The Southeast Energy Exchange Market (SEEM) members today offered changes to its automated, intra-hour energy exchange proposal that will create greater transparency to the Federal Energy Regulatory Commission (FERC). The SEEM proposal will lower costs to customers and optimize renewable energy resources in the Southeast. In a filing at FERC, SEEM members offered significant changes that create greater oversight ability for FERC and more transparency for all participants.

The greater oversight ability for FERC will come via weekly, confidential submissions of significant data on the SEEM market operation. The increased transparency for all participants comes from commitments and clarifications around public posting of auditor reports and responses to regulatory inquiries.

The SEEM platform is an extension of the existing bilateral market in the Southeast. 

Its design will facilitate sub-hourly, bilateral trading, allowing participants to buy and sell power close to the time the energy is consumed, utilizing available unreserved transmission. 

The result is a 15-minute product that drives down energy costs for customers and makes renewables more economic, obligations the SEEM members take seriously and work every day to deliver to customers.

Customers will see cost-savings and improved integration of all energy resources, including renewables, which are expanding rapidly in the Southeast.  This will lead to a cleaner, greener, more robust electricity system.

"We would like to thank the FERC staff and all interested parties for enabling SEEM members to add detail to our customer-focused market improvement," said Aaron Melda, senior vice president of transmission and power supply for TVA, a SEEM member. "Our members designed a platform that relies on the already competitive bilateral market. We added granularity, access to available transmission, visibility and greater efficiency."

SEEM achieves all these substantial benefits while maintaining robust market power protections.

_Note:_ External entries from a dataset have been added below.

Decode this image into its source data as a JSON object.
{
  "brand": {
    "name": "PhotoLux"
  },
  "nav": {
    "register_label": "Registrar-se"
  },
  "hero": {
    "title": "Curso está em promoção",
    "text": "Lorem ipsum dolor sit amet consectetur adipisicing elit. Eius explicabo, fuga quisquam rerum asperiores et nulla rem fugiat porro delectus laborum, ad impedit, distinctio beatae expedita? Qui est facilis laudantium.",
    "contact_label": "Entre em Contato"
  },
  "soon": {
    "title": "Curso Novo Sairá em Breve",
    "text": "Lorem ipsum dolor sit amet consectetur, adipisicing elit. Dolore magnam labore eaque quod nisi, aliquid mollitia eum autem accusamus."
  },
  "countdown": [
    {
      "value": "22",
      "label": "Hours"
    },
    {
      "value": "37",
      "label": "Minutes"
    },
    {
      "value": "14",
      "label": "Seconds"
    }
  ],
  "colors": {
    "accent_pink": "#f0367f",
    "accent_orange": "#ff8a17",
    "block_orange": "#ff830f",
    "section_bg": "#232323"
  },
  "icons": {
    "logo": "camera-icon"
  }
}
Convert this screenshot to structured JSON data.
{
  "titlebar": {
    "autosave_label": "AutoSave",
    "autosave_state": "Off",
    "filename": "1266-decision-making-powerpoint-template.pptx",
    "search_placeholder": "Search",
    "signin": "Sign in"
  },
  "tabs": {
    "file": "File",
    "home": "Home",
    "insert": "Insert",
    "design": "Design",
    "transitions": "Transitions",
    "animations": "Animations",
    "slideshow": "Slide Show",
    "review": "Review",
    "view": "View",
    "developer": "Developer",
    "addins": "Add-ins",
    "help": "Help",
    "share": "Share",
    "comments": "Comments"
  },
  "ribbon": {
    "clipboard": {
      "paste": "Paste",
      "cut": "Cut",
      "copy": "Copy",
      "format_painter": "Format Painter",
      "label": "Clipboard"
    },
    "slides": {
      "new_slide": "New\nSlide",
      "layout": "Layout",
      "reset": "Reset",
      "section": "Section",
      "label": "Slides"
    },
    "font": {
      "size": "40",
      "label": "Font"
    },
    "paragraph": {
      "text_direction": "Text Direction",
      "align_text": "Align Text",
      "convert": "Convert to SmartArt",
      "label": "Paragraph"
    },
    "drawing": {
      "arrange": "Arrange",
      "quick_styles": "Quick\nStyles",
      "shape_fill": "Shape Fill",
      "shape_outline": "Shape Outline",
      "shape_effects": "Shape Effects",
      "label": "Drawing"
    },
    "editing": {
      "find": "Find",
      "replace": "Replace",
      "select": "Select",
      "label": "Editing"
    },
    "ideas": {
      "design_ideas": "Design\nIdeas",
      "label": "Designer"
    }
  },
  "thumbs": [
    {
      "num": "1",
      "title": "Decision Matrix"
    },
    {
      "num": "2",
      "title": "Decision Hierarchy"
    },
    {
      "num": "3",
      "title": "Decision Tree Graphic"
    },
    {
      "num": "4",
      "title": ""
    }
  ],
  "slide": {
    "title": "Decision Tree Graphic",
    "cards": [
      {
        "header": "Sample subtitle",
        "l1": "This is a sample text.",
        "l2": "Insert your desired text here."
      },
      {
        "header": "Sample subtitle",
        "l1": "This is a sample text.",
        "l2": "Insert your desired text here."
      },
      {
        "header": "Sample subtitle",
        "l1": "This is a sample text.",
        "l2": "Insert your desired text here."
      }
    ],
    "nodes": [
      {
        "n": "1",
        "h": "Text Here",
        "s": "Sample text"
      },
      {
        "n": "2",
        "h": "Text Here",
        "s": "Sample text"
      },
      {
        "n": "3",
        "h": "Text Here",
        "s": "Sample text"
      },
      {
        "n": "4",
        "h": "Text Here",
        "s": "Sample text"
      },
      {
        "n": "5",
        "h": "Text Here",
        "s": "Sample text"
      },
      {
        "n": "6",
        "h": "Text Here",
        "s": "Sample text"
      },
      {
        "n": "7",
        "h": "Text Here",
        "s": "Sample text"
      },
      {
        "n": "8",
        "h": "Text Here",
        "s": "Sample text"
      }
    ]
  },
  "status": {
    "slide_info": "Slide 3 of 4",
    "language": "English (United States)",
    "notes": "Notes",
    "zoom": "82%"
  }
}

As designed, SEEM members know that other generating wholesale participants — and most importantly retail customers — will see these benefits directly. 

"SEEM is a simple but powerful structure that follows all FERC-approved rules and requirements for existing bilateral markets today, but with additional data transparency and reporting to FERC to prevent market power concerns," according to Noel Black, vice president of governmental affairs for Southern Company, another SEEM member.  "Based on careful design, analysis and learnings from other market structures, SEEM members are motivated to deliver cost-savings to customers in a new, different and highly efficient market structure."

Filing documents are posted on the SEEM web site at

Founding members of SEEM are expected to include Associated Electric Cooperative, Dalton Utilities, Dominion Energy South Carolina, Duke Energy Carolinas, Duke Energy Progress, Georgia System Operations Corporation, Georgia Transmission Corporation, LG&E and KU Energy, MEAG Power, N.C. Municipal Power Agency 1, NCEMC, Oglethorpe Power Corp., PowerSouth, Santee Cooper, Southern Company and TVA. Participation in SEEM is open to other entities that meet the appropriate requirements. Some utilities will make decisions about whether to commit following FERC approval. 

The founding members represent nearly 20 entities in parts of 11 states with more than 160,000 MWs (summer capacity; winter capacity is nearly 180,000 MWs) across two time zones. These companies serve the energy needs of more than 32 million retail customers (roughly more than 50 million people).

SOURCE Southeast Energy Exchange Market